> **About this exercise**
Retype each record shown below, leaving every character as it is.

> **Task material**
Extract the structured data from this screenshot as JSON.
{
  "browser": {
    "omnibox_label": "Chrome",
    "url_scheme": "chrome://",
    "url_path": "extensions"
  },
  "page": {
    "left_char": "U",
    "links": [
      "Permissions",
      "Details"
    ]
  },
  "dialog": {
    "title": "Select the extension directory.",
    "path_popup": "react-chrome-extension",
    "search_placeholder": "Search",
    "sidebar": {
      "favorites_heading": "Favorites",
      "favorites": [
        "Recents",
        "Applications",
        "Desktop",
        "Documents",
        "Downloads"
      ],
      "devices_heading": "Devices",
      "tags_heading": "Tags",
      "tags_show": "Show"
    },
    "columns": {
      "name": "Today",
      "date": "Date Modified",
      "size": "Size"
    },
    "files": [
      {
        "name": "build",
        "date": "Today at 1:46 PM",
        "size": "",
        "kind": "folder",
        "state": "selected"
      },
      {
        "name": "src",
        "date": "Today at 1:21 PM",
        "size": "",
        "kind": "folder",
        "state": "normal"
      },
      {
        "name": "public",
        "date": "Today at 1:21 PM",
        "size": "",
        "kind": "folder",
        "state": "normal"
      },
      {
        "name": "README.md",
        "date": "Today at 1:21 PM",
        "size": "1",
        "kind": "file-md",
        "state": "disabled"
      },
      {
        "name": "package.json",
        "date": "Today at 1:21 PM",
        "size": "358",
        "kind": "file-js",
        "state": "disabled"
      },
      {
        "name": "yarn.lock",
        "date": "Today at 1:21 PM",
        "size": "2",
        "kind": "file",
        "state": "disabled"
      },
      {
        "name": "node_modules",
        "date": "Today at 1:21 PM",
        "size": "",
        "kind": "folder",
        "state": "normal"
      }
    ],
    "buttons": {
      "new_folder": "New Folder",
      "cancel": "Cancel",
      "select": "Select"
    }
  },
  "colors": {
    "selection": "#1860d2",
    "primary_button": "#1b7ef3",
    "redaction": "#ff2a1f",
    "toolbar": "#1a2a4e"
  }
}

> **Answer**
Extract the structured data from this screenshot as JSON.
{
  "browser": {
    "omnibox_label": "Chrome",
    "url_scheme": "chrome://",
    "url_path": "extensions"
  },
  "page": {
    "left_char": "U",
    "links": [
      "Permissions",
      "Details"
    ]
  },
  "dialog": {
    "title": "Select the extension directory.",
    "path_popup": "react-chrome-extension",
    "search_placeholder": "Search",
    "sidebar": {
      "favorites_heading": "Favorites",
      "favorites": [
        "Recents",
        "Applications",
        "Desktop",
        "Documents",
        "Downloads"
      ],
      "devices_heading": "Devices",
      "tags_heading": "Tags",
      "tags_show": "Show"
    },
    "columns": {
      "name": "Today",
      "date": "Date Modified",
      "size": "Size"
    },
    "files": [
      {
        "name": "build",
        "date": "Today at 1:46 PM",
        "size": "",
        "kind": "folder",
        "state": "selected"
      },
      {
        "name": "src",
        "date": "Today at 1:21 PM",
        "size": "",
        "kind": "folder",
        "state": "normal"
      },
      {
        "name": "public",
        "date": "Today at 1:21 PM",
        "size": "",
        "kind": "folder",
        "state": "normal"
      },
      {
        "name": "README.md",
        "date": "Today at 1:21 PM",
        "size": "1",
        "kind": "file-md",
        "state": "disabled"
      },
      {
        "name": "package.json",
        "date": "Today at 1:21 PM",
        "size": "358",
        "kind": "file-js",
        "state": "disabled"
      },
      {
        "name": "yarn.lock",
        "date": "Today at 1:21 PM",
        "size": "2",
        "kind": "file",
        "state": "disabled"
      },
      {
        "name": "node_modules",
        "date": "Today at 1:21 PM",
        "size": "",
        "kind": "folder",
        "state": "normal"
      }
    ],
    "buttons": {
      "new_folder": "New Folder",
      "cancel": "Cancel",
      "select": "Select"
    }
  },
  "colors": {
    "selection": "#1860d2",
    "primary_button": "#1b7ef3",
    "redaction": "#ff2a1f",
    "toolbar": "#1a2a4e"
  }
}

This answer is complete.